[WORK ORDER]
Check each line of the listing for the word "Sänger" and report the ones that have it.

[EXERCISE MATERIALS]

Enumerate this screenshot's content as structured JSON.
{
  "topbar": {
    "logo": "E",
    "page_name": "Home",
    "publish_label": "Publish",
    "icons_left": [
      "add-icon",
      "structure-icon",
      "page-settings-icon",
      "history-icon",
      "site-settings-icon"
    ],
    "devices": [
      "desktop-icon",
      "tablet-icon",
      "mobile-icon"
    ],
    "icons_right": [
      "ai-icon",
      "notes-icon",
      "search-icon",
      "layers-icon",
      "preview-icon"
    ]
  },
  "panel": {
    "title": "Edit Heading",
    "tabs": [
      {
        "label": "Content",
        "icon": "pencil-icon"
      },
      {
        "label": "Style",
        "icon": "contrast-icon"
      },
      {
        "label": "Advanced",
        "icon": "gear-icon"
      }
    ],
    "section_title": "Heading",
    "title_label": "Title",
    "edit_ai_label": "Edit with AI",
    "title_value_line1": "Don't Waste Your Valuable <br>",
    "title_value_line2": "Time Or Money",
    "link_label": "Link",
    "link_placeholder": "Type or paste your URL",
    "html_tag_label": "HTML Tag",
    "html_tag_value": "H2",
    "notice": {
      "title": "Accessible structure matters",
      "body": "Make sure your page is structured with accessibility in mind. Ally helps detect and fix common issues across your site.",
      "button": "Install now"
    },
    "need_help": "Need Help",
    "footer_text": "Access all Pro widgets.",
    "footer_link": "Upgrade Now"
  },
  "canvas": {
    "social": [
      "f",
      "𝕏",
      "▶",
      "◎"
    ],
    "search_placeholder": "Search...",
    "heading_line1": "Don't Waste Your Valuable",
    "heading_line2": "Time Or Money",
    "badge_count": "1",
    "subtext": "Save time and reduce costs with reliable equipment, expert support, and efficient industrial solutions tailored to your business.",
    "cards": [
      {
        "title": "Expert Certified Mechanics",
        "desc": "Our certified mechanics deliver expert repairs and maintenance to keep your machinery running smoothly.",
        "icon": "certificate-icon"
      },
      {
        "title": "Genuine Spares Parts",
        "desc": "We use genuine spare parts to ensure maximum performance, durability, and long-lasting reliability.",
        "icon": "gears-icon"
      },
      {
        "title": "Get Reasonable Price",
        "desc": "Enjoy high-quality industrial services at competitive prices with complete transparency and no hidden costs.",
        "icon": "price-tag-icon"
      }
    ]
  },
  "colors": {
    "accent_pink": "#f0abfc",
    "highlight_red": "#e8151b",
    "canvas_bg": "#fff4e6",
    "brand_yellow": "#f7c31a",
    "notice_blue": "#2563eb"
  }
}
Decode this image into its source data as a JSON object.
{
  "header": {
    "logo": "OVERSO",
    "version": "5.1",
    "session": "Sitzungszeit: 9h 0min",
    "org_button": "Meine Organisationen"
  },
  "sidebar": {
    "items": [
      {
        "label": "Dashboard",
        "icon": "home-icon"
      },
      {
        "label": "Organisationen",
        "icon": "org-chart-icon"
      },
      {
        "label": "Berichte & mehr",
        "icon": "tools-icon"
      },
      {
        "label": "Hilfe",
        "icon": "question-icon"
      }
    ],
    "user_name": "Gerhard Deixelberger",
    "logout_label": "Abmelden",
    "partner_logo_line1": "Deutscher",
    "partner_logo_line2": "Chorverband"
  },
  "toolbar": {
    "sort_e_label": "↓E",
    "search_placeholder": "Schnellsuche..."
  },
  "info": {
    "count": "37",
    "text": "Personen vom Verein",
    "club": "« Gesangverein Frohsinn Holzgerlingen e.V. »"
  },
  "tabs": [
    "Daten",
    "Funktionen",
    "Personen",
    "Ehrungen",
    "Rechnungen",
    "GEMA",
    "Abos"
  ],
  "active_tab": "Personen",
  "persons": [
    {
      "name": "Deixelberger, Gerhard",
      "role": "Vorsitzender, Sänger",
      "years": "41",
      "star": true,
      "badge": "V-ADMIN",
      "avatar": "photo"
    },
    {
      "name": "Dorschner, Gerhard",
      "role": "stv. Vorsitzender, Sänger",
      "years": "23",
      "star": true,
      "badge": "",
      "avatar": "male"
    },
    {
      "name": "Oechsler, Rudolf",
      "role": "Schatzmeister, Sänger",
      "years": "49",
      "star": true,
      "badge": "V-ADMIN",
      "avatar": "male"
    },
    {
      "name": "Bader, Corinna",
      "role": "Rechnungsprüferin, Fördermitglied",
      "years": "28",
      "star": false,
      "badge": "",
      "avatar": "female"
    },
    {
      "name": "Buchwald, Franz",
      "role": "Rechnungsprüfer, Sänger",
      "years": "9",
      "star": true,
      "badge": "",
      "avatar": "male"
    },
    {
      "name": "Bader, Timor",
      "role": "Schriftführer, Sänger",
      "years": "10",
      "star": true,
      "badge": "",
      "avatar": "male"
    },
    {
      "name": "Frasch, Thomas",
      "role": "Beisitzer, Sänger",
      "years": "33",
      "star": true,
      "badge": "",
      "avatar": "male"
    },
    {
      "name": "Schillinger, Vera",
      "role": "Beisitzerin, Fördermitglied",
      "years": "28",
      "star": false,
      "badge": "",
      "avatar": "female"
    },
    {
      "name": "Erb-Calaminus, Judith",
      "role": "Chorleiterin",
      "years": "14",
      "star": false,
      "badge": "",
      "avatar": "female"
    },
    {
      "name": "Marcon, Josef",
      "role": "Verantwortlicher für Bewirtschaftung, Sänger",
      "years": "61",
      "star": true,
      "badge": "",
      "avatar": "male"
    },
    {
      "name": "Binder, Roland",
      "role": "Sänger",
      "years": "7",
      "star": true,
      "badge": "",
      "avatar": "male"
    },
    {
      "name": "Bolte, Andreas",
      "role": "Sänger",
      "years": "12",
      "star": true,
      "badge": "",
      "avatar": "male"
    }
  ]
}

[WORKED SOLUTION]
      "role": "Vorsitzender, Sänger",
      "role": "stv. Vorsitzender, Sänger",
      "role": "Schatzmeister, Sänger",
      "role": "Rechnungsprüfer, Sänger",
      "role": "Schriftführer, Sänger",
      "role": "Beisitzer, Sänger",
      "role": "Verantwortlicher für Bewirtschaftung, Sänger",
      "role": "Sänger",
      "role": "Sänger",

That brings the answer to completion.